### Extracted material
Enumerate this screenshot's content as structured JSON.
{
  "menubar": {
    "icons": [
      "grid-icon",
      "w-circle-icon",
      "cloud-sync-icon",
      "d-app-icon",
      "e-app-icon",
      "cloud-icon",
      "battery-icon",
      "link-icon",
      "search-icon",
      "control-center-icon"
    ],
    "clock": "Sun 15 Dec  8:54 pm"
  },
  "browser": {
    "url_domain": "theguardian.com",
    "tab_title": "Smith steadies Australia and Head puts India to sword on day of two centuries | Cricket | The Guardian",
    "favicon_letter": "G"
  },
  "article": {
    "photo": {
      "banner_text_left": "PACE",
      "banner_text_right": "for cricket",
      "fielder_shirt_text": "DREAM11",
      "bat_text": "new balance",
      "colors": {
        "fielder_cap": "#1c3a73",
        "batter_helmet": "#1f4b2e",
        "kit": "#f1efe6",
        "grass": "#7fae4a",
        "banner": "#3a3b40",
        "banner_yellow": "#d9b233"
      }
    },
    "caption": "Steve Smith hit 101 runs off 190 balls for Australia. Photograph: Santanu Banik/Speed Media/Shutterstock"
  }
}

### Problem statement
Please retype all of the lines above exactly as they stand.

### Response to the task
Enumerate this screenshot's content as structured JSON.
{
  "menubar": {
    "icons": [
      "grid-icon",
      "w-circle-icon",
      "cloud-sync-icon",
      "d-app-icon",
      "e-app-icon",
      "cloud-icon",
      "battery-icon",
      "link-icon",
      "search-icon",
      "control-center-icon"
    ],
    "clock": "Sun 15 Dec  8:54 pm"
  },
  "browser": {
    "url_domain": "theguardian.com",
    "tab_title": "Smith steadies Australia and Head puts India to sword on day of two centuries | Cricket | The Guardian",
    "favicon_letter": "G"
  },
  "article": {
    "photo": {
      "banner_text_left": "PACE",
      "banner_text_right": "for cricket",
      "fielder_shirt_text": "DREAM11",
      "bat_text": "new balance",
      "colors": {
        "fielder_cap": "#1c3a73",
        "batter_helmet": "#1f4b2e",
        "kit": "#f1efe6",
        "grass": "#7fae4a",
        "banner": "#3a3b40",
        "banner_yellow": "#d9b233"
      }
    },
    "caption": "Steve Smith hit 101 runs off 190 balls for Australia. Photograph: Santanu Banik/Speed Media/Shutterstock"
  }
}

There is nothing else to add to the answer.